[Source records]:
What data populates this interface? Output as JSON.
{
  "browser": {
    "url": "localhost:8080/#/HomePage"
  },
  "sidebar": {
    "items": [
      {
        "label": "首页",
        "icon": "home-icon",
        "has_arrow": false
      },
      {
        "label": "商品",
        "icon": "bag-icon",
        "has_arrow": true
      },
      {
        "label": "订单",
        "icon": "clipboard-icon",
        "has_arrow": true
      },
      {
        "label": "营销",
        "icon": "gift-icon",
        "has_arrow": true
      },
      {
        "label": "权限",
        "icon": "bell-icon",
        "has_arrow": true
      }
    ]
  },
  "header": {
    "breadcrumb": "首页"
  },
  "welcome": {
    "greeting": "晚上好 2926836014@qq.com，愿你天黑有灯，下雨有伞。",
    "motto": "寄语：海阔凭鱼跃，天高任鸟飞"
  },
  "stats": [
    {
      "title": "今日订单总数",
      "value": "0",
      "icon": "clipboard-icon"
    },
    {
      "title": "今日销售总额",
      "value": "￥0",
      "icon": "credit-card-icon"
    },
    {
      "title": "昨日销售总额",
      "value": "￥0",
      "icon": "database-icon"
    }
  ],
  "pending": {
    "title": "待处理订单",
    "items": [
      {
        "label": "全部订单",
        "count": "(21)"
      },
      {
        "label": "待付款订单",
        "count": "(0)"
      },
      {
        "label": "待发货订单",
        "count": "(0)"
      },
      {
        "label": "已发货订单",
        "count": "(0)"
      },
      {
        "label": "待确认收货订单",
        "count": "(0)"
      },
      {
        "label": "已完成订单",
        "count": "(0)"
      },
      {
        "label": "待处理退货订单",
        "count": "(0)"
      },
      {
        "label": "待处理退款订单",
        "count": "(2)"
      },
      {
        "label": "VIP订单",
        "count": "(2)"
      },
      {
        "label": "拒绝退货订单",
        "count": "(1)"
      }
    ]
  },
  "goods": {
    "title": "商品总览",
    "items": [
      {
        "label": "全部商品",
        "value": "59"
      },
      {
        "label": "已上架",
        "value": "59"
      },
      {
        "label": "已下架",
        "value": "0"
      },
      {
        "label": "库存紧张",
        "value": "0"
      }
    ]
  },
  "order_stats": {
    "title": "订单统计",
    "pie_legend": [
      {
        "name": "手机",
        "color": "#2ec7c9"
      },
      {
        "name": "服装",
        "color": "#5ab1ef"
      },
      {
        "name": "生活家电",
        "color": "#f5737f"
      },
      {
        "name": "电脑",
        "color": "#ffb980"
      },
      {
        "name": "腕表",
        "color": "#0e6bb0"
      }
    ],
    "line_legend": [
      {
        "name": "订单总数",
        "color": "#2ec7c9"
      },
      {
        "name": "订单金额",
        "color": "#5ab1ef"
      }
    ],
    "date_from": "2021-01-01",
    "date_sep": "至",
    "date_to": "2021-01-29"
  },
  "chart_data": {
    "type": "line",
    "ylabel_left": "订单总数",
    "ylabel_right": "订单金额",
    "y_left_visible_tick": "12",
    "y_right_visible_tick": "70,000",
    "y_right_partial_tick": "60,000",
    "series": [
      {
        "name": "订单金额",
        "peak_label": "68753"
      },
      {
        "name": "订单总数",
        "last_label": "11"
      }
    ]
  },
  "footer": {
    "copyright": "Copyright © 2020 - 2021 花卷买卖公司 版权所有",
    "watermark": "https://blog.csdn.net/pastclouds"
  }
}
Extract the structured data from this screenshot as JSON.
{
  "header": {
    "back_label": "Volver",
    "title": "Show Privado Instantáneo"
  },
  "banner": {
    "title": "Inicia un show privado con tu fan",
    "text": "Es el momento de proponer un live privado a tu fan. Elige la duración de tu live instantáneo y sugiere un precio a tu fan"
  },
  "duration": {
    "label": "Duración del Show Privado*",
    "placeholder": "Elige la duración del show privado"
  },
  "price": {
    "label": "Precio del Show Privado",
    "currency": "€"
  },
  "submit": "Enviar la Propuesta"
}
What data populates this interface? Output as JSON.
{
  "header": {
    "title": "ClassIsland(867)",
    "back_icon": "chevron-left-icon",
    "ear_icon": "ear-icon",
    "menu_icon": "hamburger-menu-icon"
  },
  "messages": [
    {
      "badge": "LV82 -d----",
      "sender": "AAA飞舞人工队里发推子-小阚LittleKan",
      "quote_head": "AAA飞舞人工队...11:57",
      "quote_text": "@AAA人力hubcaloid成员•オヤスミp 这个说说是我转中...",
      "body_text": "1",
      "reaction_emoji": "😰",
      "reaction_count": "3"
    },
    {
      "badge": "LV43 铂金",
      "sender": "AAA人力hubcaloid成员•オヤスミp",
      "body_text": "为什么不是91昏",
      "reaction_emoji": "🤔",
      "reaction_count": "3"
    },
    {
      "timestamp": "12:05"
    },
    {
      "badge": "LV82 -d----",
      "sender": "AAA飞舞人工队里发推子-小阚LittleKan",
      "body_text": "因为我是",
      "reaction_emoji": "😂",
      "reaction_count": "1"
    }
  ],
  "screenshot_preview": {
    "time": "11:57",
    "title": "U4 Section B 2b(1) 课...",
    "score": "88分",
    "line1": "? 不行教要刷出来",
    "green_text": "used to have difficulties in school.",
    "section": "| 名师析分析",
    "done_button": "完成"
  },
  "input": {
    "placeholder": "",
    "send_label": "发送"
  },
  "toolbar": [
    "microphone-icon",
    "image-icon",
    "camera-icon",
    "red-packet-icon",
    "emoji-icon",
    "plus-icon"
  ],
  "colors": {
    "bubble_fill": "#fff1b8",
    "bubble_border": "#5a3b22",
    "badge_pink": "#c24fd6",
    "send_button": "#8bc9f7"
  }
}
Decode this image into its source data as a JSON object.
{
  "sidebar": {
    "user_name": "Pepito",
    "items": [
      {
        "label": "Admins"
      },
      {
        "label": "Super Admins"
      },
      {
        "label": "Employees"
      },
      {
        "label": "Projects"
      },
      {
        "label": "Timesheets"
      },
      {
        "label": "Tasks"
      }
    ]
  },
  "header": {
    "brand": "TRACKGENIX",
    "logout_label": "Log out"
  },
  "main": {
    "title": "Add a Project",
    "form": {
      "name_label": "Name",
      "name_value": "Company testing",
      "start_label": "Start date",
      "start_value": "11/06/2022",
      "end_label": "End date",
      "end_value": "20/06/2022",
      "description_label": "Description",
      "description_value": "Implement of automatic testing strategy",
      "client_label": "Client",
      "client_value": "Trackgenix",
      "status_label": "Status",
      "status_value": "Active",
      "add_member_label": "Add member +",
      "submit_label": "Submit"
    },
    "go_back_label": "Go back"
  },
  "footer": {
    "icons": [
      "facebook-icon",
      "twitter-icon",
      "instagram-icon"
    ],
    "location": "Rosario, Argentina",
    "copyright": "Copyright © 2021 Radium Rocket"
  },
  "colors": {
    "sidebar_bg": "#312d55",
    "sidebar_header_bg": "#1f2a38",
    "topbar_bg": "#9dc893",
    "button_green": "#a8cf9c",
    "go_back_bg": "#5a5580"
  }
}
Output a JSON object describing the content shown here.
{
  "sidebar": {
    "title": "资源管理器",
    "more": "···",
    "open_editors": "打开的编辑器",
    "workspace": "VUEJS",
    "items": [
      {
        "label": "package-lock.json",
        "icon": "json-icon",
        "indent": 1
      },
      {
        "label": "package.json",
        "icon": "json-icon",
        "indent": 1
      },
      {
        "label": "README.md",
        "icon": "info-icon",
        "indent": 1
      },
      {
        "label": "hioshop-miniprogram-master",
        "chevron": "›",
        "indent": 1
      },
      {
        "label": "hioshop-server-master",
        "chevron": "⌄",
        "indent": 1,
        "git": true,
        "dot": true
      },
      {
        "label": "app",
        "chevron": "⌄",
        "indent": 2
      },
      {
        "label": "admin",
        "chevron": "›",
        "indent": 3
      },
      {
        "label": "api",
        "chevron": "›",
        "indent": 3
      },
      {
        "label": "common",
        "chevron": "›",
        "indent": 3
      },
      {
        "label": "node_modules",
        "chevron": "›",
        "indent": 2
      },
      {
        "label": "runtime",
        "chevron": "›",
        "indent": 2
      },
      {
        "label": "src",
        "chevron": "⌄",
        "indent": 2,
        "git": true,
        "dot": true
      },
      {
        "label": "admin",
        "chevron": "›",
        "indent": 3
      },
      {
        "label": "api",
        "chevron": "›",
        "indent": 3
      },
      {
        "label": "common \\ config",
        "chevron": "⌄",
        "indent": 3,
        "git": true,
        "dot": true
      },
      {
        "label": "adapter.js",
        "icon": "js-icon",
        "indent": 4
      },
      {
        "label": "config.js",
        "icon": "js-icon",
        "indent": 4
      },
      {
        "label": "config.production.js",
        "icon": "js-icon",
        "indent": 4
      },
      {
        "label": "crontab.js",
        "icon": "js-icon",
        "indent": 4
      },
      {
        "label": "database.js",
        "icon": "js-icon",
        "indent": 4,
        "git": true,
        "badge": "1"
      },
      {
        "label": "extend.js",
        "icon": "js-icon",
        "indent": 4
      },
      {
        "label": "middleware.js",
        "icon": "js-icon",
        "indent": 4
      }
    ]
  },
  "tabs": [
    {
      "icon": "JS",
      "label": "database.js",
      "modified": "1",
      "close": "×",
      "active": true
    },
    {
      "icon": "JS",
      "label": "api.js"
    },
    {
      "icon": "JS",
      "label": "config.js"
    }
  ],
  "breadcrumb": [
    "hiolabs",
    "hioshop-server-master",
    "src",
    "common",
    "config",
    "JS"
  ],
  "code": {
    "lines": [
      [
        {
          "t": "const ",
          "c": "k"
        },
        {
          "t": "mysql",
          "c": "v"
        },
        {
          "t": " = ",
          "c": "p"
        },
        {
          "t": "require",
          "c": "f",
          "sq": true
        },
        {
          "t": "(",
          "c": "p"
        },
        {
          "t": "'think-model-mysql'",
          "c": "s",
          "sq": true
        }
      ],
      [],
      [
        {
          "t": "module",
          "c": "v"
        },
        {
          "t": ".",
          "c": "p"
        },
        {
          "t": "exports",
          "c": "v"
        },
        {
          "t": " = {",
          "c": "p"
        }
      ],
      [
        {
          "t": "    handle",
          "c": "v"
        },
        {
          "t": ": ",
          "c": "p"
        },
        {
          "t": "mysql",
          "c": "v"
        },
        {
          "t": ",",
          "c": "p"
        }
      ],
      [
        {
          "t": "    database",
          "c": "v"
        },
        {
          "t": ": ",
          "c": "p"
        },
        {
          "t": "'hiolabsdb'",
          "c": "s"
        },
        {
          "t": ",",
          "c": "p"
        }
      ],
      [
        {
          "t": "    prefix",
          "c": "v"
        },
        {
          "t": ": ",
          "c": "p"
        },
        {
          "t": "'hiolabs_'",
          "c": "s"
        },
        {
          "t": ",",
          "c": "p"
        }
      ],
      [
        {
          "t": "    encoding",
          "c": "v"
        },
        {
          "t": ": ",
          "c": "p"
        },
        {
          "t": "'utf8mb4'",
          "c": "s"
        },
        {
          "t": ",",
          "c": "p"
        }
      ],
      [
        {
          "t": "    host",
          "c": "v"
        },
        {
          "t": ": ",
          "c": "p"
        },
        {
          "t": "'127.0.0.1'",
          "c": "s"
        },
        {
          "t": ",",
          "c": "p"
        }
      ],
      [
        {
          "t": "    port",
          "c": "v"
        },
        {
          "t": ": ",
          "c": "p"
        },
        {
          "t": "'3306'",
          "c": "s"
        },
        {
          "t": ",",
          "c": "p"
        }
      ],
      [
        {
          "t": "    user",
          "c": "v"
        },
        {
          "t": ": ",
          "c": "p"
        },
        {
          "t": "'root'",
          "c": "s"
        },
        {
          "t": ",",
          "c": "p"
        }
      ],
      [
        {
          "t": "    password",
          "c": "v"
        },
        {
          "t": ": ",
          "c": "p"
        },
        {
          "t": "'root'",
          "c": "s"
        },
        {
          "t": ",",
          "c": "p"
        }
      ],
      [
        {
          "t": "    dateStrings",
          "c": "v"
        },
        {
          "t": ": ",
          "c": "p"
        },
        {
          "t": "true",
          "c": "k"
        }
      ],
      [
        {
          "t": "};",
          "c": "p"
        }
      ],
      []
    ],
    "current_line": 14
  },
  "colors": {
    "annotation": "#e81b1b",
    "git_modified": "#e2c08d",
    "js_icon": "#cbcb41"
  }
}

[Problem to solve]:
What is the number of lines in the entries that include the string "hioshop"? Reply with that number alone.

[Solution for this problem]:
3